Cilla – Review – Leeds Grand Theatre
By Sandra Callard, October 2018
Loosely based on the television drama production of Cilla in 2014, the story of the rise to fame of singer, Cilla Black, ‘this’ Cilla is an ear-bashing musical story of an ordinary Liverpudlian girl’s phenomenal career in the Swinging Sixties. It is set in the glory days of the emerging Mersey Sound in Liverpool, the city that gave the world The Beatles, and gave England Cilla Black.
Cilla had a unique and instantly recognisable voice which is almost impossible for other singers to replicate. Kara Lily Hayworth is a beautiful singer in her own right, and sings the famous songs with panache and power, but never approaches the distinctive and overwhelmingly unique sound of the original. Neither does she convey the warmth and personality that made Cilla a household name, although the growing and lasting love between Cilla and Bobby Willis is nicely shown.
I liked the performance of Alexander Patmore as Bobby, as he fights to keep Cilla when her burgeoning career drives them apart. He shows understanding and a naked love for Cilla as their paths diverge, and is rewarded with a marriage that lasted a lifetime.
“Tangle of emotions”
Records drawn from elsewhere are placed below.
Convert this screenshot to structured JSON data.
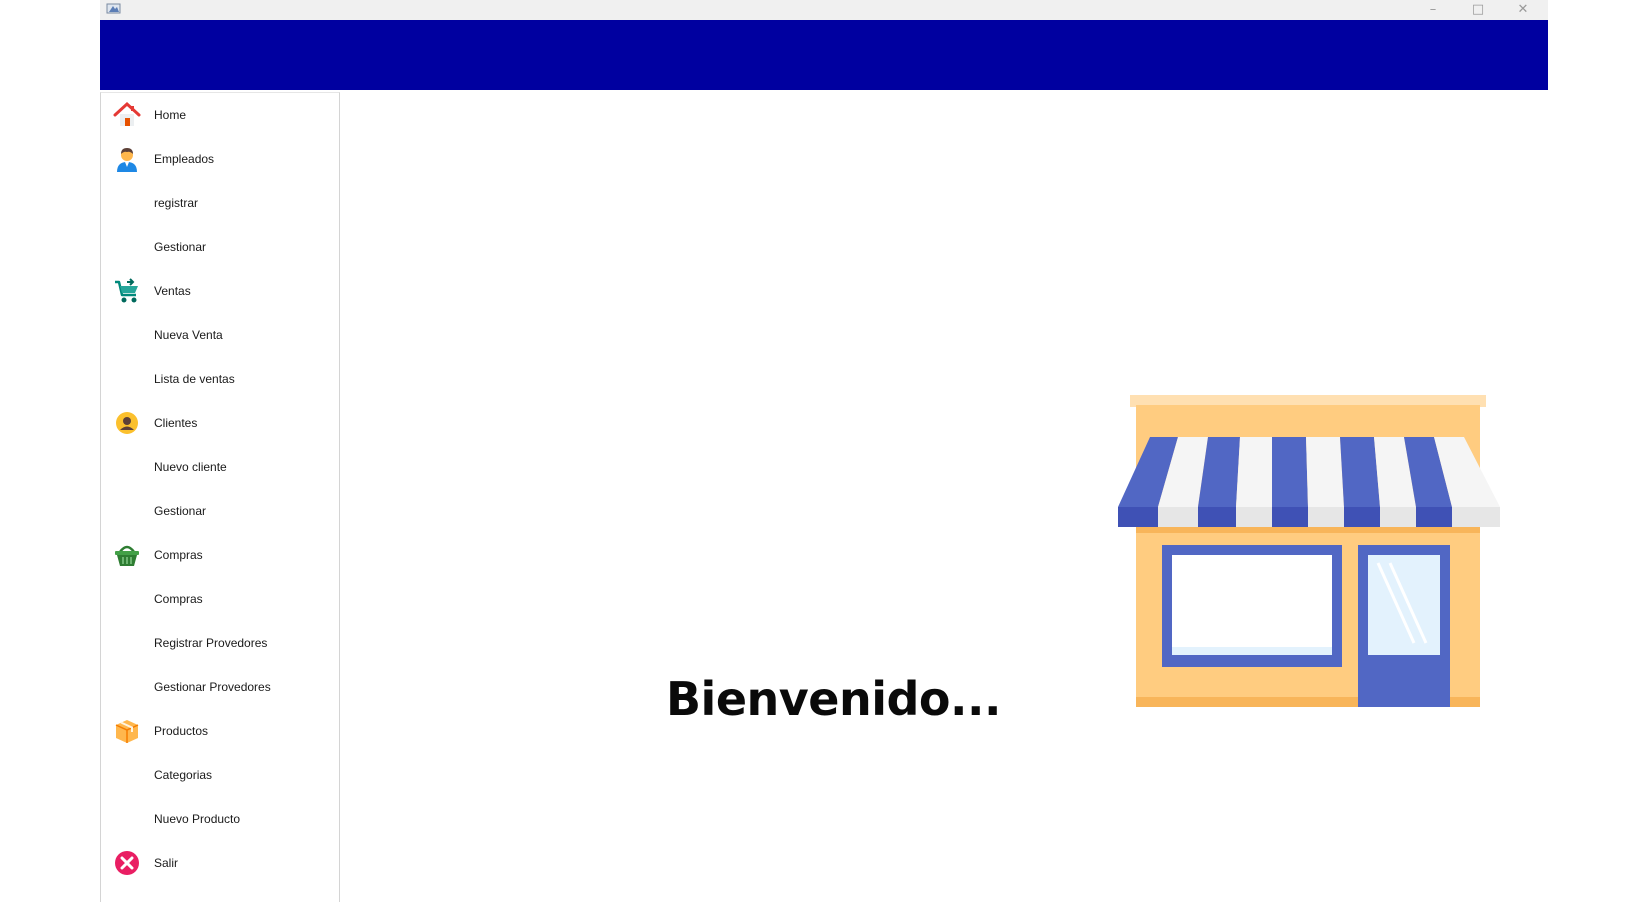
{
  "window": {
    "controls": {
      "minimize": "–",
      "maximize": "□",
      "close": "✕"
    }
  },
  "colors": {
    "header": "#0000a0",
    "sidebar_border": "#d4d4d4"
  },
  "sidebar": {
    "items": [
      {
        "label": "Home",
        "icon": "home-icon"
      },
      {
        "label": "Empleados",
        "icon": "employee-icon"
      },
      {
        "label": "registrar"
      },
      {
        "label": "Gestionar"
      },
      {
        "label": "Ventas",
        "icon": "cart-icon"
      },
      {
        "label": "Nueva Venta"
      },
      {
        "label": "Lista de ventas"
      },
      {
        "label": "Clientes",
        "icon": "client-icon"
      },
      {
        "label": "Nuevo cliente"
      },
      {
        "label": "Gestionar"
      },
      {
        "label": "Compras",
        "icon": "basket-icon"
      },
      {
        "label": "Compras"
      },
      {
        "label": "Registrar Provedores"
      },
      {
        "label": "Gestionar Provedores"
      },
      {
        "label": "Productos",
        "icon": "box-icon"
      },
      {
        "label": "Categorias"
      },
      {
        "label": "Nuevo Producto"
      },
      {
        "label": "Salir",
        "icon": "exit-icon"
      }
    ]
  },
  "main": {
    "welcome_text": "Bienvenido...",
    "illustration": "storefront-illustration"
  }
}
The man who discovered The Beatles and Cilla Black, Brian Epstein, is startlingly miscast by able and well-respected actor Andrew Lancel, a man who may not be a household name but whose face is easily recognisable through his vast repertoire of acting roles. Lancel’s voice is not naturally cultured, as was Epstein’s, and his painful attempt to effect such an accent is difficult to watch. Epstein’s diffident and kindly approach to his stars is caught by Lancel in a more realistic way, and his tangle of emotions as he tries to live his life in the days prior to homosexual freedom is sensitively portrayed.
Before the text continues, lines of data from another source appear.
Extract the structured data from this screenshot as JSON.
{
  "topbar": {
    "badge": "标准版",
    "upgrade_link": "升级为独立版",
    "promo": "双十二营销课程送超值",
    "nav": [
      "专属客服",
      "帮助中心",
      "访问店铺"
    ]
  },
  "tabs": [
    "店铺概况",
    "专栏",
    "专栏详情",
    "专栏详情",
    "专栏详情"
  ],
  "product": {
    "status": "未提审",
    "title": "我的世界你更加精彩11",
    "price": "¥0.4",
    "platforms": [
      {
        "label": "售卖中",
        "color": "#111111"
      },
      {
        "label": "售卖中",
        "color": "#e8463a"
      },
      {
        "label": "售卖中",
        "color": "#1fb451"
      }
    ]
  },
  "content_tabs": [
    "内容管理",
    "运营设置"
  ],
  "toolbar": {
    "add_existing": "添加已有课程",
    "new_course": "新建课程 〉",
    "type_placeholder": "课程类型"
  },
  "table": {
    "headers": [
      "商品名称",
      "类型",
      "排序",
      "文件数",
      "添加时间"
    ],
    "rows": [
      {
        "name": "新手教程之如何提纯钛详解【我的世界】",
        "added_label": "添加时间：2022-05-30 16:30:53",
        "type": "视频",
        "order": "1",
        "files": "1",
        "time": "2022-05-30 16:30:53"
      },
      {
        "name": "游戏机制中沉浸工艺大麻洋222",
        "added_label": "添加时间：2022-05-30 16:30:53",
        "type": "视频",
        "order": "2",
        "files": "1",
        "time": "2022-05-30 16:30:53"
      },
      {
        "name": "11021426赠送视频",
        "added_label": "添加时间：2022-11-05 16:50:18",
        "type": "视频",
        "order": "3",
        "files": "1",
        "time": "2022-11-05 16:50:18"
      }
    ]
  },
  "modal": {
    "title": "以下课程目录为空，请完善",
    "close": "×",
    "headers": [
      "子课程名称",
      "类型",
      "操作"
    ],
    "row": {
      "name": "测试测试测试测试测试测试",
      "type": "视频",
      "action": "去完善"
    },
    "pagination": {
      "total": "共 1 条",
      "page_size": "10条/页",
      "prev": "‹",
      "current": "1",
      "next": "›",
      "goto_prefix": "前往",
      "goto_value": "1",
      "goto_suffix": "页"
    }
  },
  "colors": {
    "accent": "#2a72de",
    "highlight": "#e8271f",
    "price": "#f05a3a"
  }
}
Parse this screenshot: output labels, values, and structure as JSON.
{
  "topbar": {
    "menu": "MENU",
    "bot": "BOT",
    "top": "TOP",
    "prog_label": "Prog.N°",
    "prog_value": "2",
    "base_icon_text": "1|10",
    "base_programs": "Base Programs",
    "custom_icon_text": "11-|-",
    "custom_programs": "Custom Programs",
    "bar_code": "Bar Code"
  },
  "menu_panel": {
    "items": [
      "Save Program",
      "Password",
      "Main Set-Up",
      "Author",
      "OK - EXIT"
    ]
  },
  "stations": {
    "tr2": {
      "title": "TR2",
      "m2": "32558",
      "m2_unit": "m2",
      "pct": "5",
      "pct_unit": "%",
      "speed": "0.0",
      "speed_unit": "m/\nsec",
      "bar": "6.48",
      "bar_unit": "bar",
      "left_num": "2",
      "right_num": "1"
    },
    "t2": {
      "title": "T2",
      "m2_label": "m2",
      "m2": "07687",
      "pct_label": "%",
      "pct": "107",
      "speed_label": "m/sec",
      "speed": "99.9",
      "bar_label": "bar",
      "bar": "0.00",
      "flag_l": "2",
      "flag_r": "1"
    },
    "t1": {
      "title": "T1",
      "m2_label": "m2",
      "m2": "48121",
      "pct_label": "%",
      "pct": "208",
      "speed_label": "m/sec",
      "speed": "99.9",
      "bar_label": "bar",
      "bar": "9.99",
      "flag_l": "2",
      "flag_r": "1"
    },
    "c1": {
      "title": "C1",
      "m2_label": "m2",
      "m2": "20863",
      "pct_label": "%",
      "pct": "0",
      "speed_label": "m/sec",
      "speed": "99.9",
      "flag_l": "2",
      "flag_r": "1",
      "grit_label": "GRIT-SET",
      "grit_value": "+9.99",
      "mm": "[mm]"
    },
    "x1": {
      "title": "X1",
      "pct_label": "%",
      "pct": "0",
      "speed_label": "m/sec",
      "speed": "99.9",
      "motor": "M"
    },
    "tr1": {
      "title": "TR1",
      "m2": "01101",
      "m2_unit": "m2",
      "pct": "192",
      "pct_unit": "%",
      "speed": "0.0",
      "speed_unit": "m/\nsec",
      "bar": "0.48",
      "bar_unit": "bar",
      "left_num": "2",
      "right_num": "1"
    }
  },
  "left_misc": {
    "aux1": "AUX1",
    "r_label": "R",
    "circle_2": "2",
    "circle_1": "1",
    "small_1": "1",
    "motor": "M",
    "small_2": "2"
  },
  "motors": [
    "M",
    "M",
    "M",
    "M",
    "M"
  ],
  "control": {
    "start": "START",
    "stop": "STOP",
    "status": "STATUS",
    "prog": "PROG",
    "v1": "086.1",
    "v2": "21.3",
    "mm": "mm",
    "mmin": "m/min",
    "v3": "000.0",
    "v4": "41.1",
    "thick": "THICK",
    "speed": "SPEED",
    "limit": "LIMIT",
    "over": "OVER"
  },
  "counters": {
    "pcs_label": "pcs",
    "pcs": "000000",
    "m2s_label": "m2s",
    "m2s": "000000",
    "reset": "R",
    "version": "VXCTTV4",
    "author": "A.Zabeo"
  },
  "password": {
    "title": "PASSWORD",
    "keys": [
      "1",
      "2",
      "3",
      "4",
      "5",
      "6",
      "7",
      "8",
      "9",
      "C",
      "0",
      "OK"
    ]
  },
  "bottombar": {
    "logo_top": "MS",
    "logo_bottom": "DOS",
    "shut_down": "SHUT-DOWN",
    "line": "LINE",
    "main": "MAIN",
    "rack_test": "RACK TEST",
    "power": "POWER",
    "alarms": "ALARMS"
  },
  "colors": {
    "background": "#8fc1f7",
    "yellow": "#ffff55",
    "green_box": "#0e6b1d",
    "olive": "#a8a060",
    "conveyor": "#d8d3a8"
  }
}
Kenwright’s production is heavy on loud music and dancing, which often overpowers the singing voices of the cast and is only saved by the wonderful songs of the period; Cilla’s blistering first number one hit, ‘Anyone Who Had a Heart’, ‘You’re My World’, ‘Step Inside Love’ and ‘Alfie’ to name but a few. The catalogue of songs is outstanding, and Hayworth’s singing of the early numbers performed in The Cavern Club, such as ‘Some Other Guy’ and ‘Zip-a-dee-Doo Dah’ is excellent.
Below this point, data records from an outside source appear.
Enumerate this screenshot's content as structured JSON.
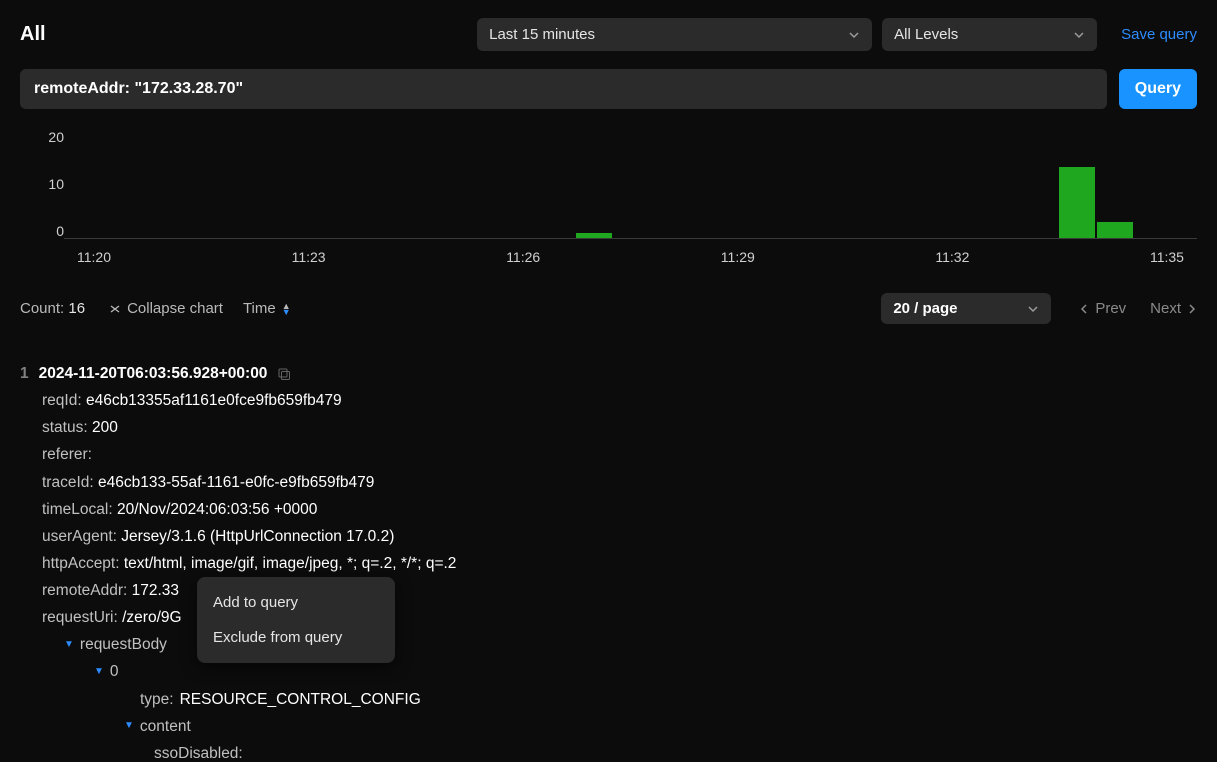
{
  "header": {
    "title": "All",
    "time_range": "Last 15 minutes",
    "level": "All Levels",
    "save_query": "Save query"
  },
  "search": {
    "value": "remoteAddr: \"172.33.28.70\"",
    "query_btn": "Query"
  },
  "chart_data": {
    "type": "bar",
    "x_ticks": [
      "11:20",
      "11:23",
      "11:26",
      "11:29",
      "11:32",
      "11:35"
    ],
    "y_ticks": [
      "20",
      "10",
      "0"
    ],
    "ylim": [
      0,
      20
    ],
    "bars": [
      {
        "time": "11:26",
        "value": 1,
        "left_pct": 45.2
      },
      {
        "time": "11:33",
        "value": 13,
        "left_pct": 87.8
      },
      {
        "time": "11:34",
        "value": 3,
        "left_pct": 91.2
      }
    ]
  },
  "meta": {
    "count_label": "Count:",
    "count_value": "16",
    "collapse": "Collapse chart",
    "time_sort": "Time",
    "per_page": "20 / page",
    "prev": "Prev",
    "next": "Next"
  },
  "context_menu": {
    "add": "Add to query",
    "exclude": "Exclude from query"
  },
  "log": {
    "index": "1",
    "timestamp": "2024-11-20T06:03:56.928+00:00",
    "fields": {
      "reqId": {
        "k": "reqId:",
        "v": "e46cb13355af1161e0fce9fb659fb479"
      },
      "status": {
        "k": "status:",
        "v": "200"
      },
      "referer": {
        "k": "referer:",
        "v": ""
      },
      "traceId": {
        "k": "traceId:",
        "v": "e46cb133-55af-1161-e0fc-e9fb659fb479"
      },
      "timeLocal": {
        "k": "timeLocal:",
        "v": "20/Nov/2024:06:03:56 +0000"
      },
      "userAgent": {
        "k": "userAgent:",
        "v": "Jersey/3.1.6 (HttpUrlConnection 17.0.2)"
      },
      "httpAccept": {
        "k": "httpAccept:",
        "v": "text/html, image/gif, image/jpeg, *; q=.2, */*; q=.2"
      },
      "remoteAddr": {
        "k": "remoteAddr:",
        "v": "172.33"
      },
      "requestUri": {
        "k": "requestUri:",
        "v": "/zero/9G"
      },
      "requestBody": {
        "k": "requestBody"
      },
      "zero": {
        "k": "0"
      },
      "type": {
        "k": "type:",
        "v": "RESOURCE_CONTROL_CONFIG"
      },
      "content": {
        "k": "content"
      },
      "ssoDisabled": {
        "k": "ssoDisabled:"
      }
    }
  }
}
“Energy and talent”
The Beatles were contemporaries of Cilla and she performed many times with them at the Cavern. The Fab Four are realistically portrayed, and the famous characters of the Sixties appear constantly. Gerry Marsden, Danny La Rue, George Martin and Burt Bacharach stir the memories as they make their appearances throughout Cilla’s rise to fame.
Cilla is a melange of remembrance, sentimentality and fun for those of us who remember the Swinging Sixties, but the theatre audience was not short of younger people to whom the Sixties is long ago history. The show is a tribute to a talented and much loved performer and, whilst chaotic in parts, does impart the energy and talent of a city not yet risen from its war damage. The Mersey Sound brought Liverpool to life again, and the show, whilst not perfect, does show that energy encapsulated in a single ordinary, and yet extraordinary, person.